    • Destination port fees, terminal handling charges, fumigation, warehouse charges or other costs that may be incurred, may not be included in the estimate and could be the responsibility of the importer.

    • Inspection fees, both before export, during transit and at import, may be assessed by carriers and/or customs regulators.

What does the insurance actually cover ?

Insurance will often have a significant deductible, exclusions for certain types of events and losses, and require professional packing. For ocean shipments, a maritime liability policy is generally required to cover the the party whose goods are being shipped - who are proportionally liable for the value of the ship if it is lost at sea.

Is the move date firm ? What is the cancellation policy for you or for the carrier?

75% of residential moves take place between Memorial Day and Labor Day. Finding available labor and drivers can be difficult. While cannabis is now legal in many jurisdictions, it is still a disqualifier for a commercial drivers license and along with regulations limiting driver hours, moving companies can run into situations where labor and drivers are simply not available or they are just overworked. It is critical that the shipper and carrier have some flexibility on their loading date, and a backup plan

Step #4: How does your estimate break down costs.

    • Packing materials (boxes, padding, crates);

    • Packing Labor (per box, crating, specific to high value or fragile pieces);

    • Insurance and deductible;

    • Loading (per man hour, cubic foot, container, flat fee, variables for premium dates and times)

    • Trucking of boxes, pallets, crates or ocean container.

    • Storage of cargo prior to export or delivery;

    • Cost of trucking, air or ocean freight between origin and destination ports/terminals;

    • In transit security inspection

    • Destination Port/Handling fees (estimate)

    • Clearing or Entry Filing fee

    • Storage or Demurrage prior to delivery

    • Destination Trucking / Delivery;

    • Unloading, Unpacking, Assembly, Debris Removal
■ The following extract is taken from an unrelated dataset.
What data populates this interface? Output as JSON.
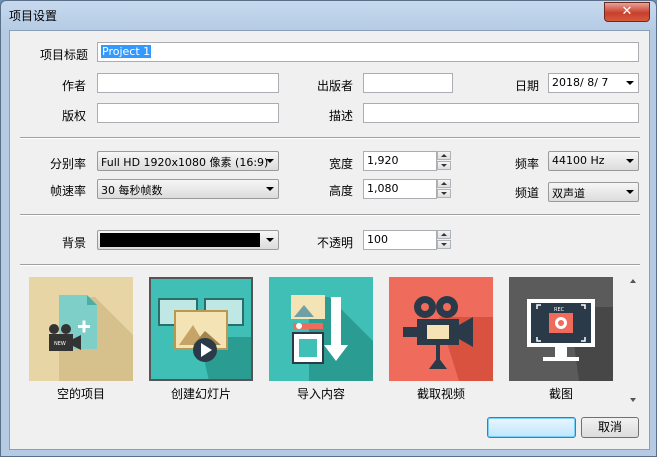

Are they itemized or are they given as a flat fee? Often a full service quote only lists three categories: packing; (loading, transport, unloading); and insurance. Port destination handling fees, inspections that may or may not be required by customs and any duties, taxes or local fees that are not included are also not estimated in the quote.
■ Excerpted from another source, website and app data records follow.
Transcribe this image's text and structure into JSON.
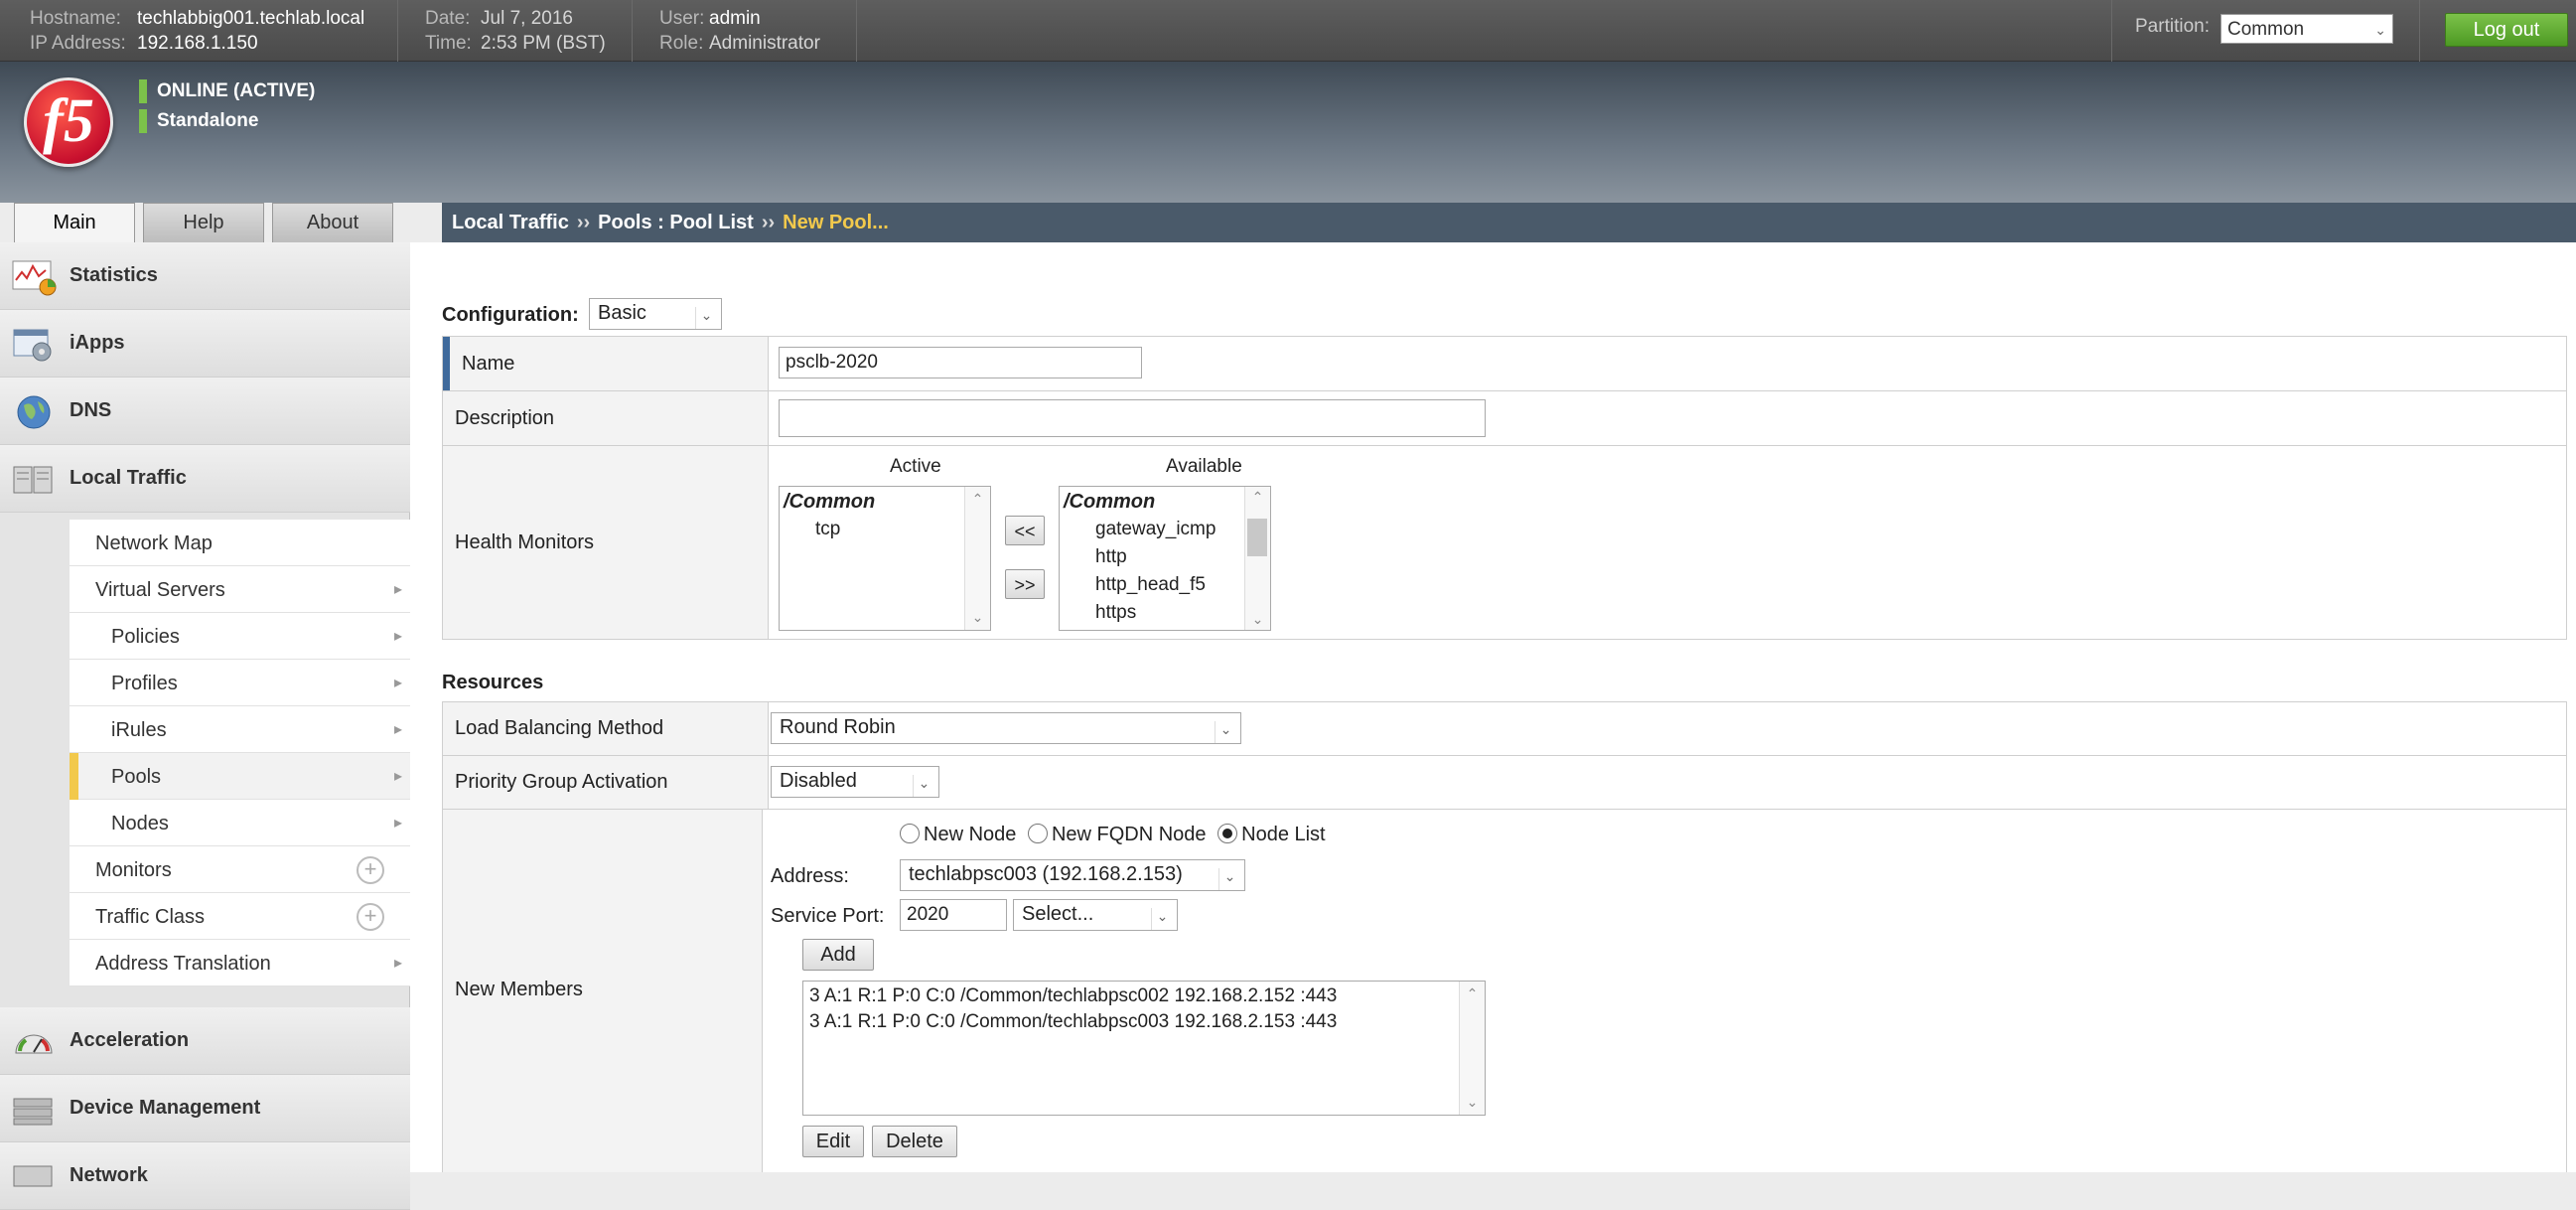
{
  "topbar": {
    "hostname_label": "Hostname:",
    "hostname": "techlabbig001.techlab.local",
    "ip_label": "IP Address:",
    "ip": "192.168.1.150",
    "date_label": "Date:",
    "date": "Jul 7, 2016",
    "time_label": "Time:",
    "time": "2:53 PM (BST)",
    "user_label": "User:",
    "user": "admin",
    "role_label": "Role:",
    "role": "Administrator",
    "partition_label": "Partition:",
    "partition_value": "Common",
    "logout_label": "Log out"
  },
  "header": {
    "logo_text": "f5",
    "status_online": "ONLINE (ACTIVE)",
    "status_mode": "Standalone",
    "status_color": "#7cc24a"
  },
  "tabs": [
    {
      "label": "Main",
      "active": true
    },
    {
      "label": "Help",
      "active": false
    },
    {
      "label": "About",
      "active": false
    }
  ],
  "sidebar": {
    "top_items": [
      {
        "label": "Statistics",
        "icon": "statistics-icon"
      },
      {
        "label": "iApps",
        "icon": "iapps-icon"
      },
      {
        "label": "DNS",
        "icon": "dns-globe-icon"
      },
      {
        "label": "Local Traffic",
        "icon": "local-traffic-icon"
      }
    ],
    "sub_items": [
      {
        "label": "Network Map",
        "indent": false,
        "arrow": false,
        "plus": false
      },
      {
        "label": "Virtual Servers",
        "indent": false,
        "arrow": true,
        "plus": false
      },
      {
        "label": "Policies",
        "indent": true,
        "arrow": true,
        "plus": false
      },
      {
        "label": "Profiles",
        "indent": true,
        "arrow": true,
        "plus": false
      },
      {
        "label": "iRules",
        "indent": true,
        "arrow": true,
        "plus": false
      },
      {
        "label": "Pools",
        "indent": true,
        "arrow": true,
        "plus": false,
        "selected": true
      },
      {
        "label": "Nodes",
        "indent": true,
        "arrow": true,
        "plus": false
      },
      {
        "label": "Monitors",
        "indent": false,
        "arrow": false,
        "plus": true
      },
      {
        "label": "Traffic Class",
        "indent": false,
        "arrow": false,
        "plus": true
      },
      {
        "label": "Address Translation",
        "indent": false,
        "arrow": true,
        "plus": false
      }
    ],
    "bottom_items": [
      {
        "label": "Acceleration",
        "icon": "gauge-icon"
      },
      {
        "label": "Device Management",
        "icon": "device-icon"
      },
      {
        "label": "Network",
        "icon": "network-icon"
      }
    ]
  },
  "breadcrumb": {
    "part1": "Local Traffic",
    "sep": "››",
    "part2": "Pools : Pool List",
    "current": "New Pool...",
    "current_color": "#f2c94c"
  },
  "configuration": {
    "label": "Configuration:",
    "value": "Basic"
  },
  "form": {
    "name_label": "Name",
    "name_value": "psclb-2020",
    "description_label": "Description",
    "description_value": "",
    "health_label": "Health Monitors",
    "active_heading": "Active",
    "available_heading": "Available",
    "active_group": "/Common",
    "active_items": [
      "tcp"
    ],
    "available_group": "/Common",
    "available_items": [
      "gateway_icmp",
      "http",
      "http_head_f5",
      "https"
    ],
    "move_left_label": "<<",
    "move_right_label": ">>"
  },
  "resources": {
    "title": "Resources",
    "lb_label": "Load Balancing Method",
    "lb_value": "Round Robin",
    "pga_label": "Priority Group Activation",
    "pga_value": "Disabled",
    "members_label": "New Members",
    "radio_new_node": "New Node",
    "radio_fqdn": "New FQDN Node",
    "radio_list": "Node List",
    "selected_radio": "Node List",
    "address_label": "Address:",
    "address_value": "techlabpsc003 (192.168.2.153)",
    "port_label": "Service Port:",
    "port_value": "2020",
    "port_select": "Select...",
    "add_label": "Add",
    "members": [
      "3 A:1 R:1 P:0 C:0 /Common/techlabpsc002 192.168.2.152 :443",
      "3 A:1 R:1 P:0 C:0 /Common/techlabpsc003 192.168.2.153 :443"
    ],
    "edit_label": "Edit",
    "delete_label": "Delete"
  }
}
Step #5: Decision time on price and what can I do myself.

I want the full service.

    • Can I negotiate a better deal?
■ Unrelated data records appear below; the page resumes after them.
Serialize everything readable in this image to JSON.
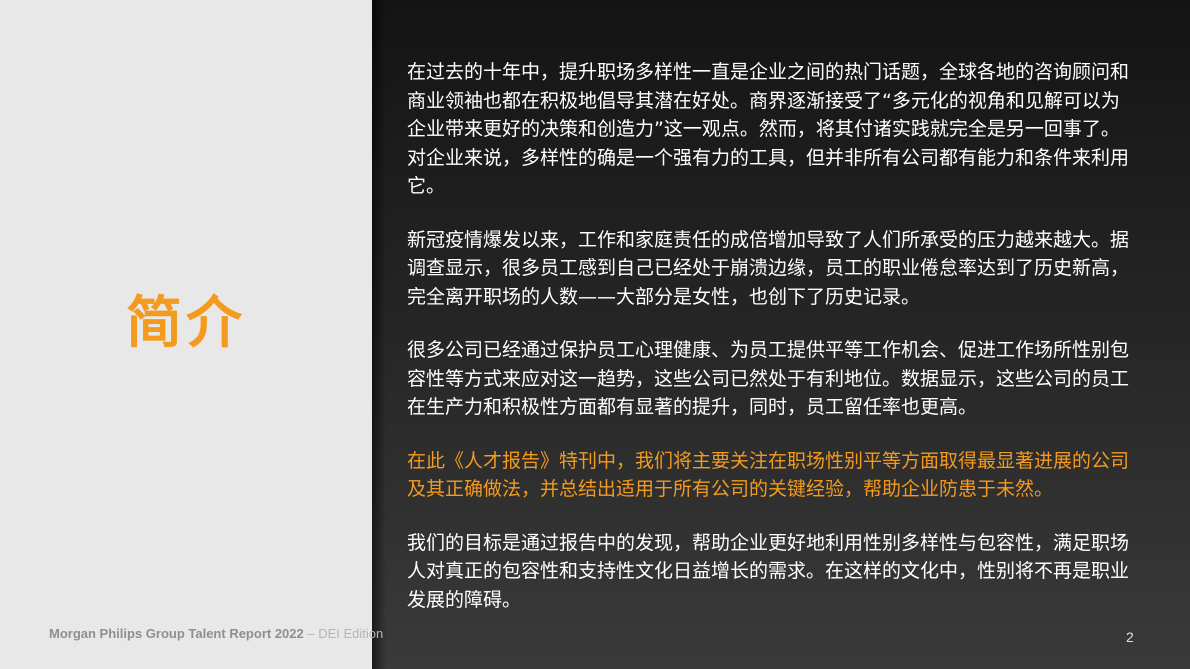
{
  "slide": {
    "title": "简介",
    "paragraphs": [
      "在过去的十年中，提升职场多样性一直是企业之间的热门话题，全球各地的咨询顾问和商业领袖也都在积极地倡导其潜在好处。商界逐渐接受了“多元化的视角和见解可以为企业带来更好的决策和创造力”这一观点。然而，将其付诸实践就完全是另一回事了。对企业来说，多样性的确是一个强有力的工具，但并非所有公司都有能力和条件来利用它。",
      "新冠疫情爆发以来，工作和家庭责任的成倍增加导致了人们所承受的压力越来越大。据调查显示，很多员工感到自己已经处于崩溃边缘，员工的职业倦怠率达到了历史新高，完全离开职场的人数——大部分是女性，也创下了历史记录。",
      "很多公司已经通过保护员工心理健康、为员工提供平等工作机会、促进工作场所性别包容性等方式来应对这一趋势，这些公司已然处于有利地位。数据显示，这些公司的员工在生产力和积极性方面都有显著的提升，同时，员工留任率也更高。",
      "在此《人才报告》特刊中，我们将主要关注在职场性别平等方面取得最显著进展的公司及其正确做法，并总结出适用于所有公司的关键经验，帮助企业防患于未然。",
      "我们的目标是通过报告中的发现，帮助企业更好地利用性别多样性与包容性，满足职场人对真正的包容性和支持性文化日益增长的需求。在这样的文化中，性别将不再是职业发展的障碍。"
    ]
  },
  "footer": {
    "report_name": "Morgan Philips Group Talent Report 2022",
    "edition": " – DEI Edition",
    "page_number": "2"
  },
  "colors": {
    "accent": "#f39a1f",
    "left_panel": "#e8e8e8",
    "right_panel": "#242424",
    "body_text": "#ffffff"
  }
}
    • Can I get help negotiating a better deal on a full service move?

I want to consider the parts can I do myself and save?:

    • Packing - buy the materials yourself and either pack yourself or get only the level of help that you need for specific items and any palletizing or crating you need. Local individuals or companies that provide packing services.

    • Loading onto pallets/crates, a truck or into a container - do it myself, family, friends, hire casual labor or a smaller loading/moving company;

    • Loading the auto. I can load the boxes, but I may need help loading and securing an auto.

    • Find my own insurance and/or check to see if my cargo is covered under my renter, homeowner or business property owners insurance policy.

    • Deliver my packed goods to a moving company, freight terminal or an export central freight station (air / ocean freight terminal). In the case of an ocean container, you can deliver your goods to a warehouse and cross dock into a a container, but you cannot truck the container to the origin facility or load your container at the container facility. Only specially licensed trucks and drivers are allowed to move containers from the container yard to your loading site.

    • Use a Freight Forwarder to book any of the trucking, ocean freight or containers, or air freight needed to move my cargo to destination terminal;

    • File the forms to clear my own cargo (international transport) and pay the local destination terminal and handling fees;

    • Recover my own cargo from the truck terminal or ocean freight station or air cargo terminal, or hire a driver to remove the container from the port to my warehouse or residence.

    • Unload the ocean container and unpack any crates, pallets or boxes and move them into my warehouse unit or residence.

    • Assemble my own furniture and recycle my own packing debris.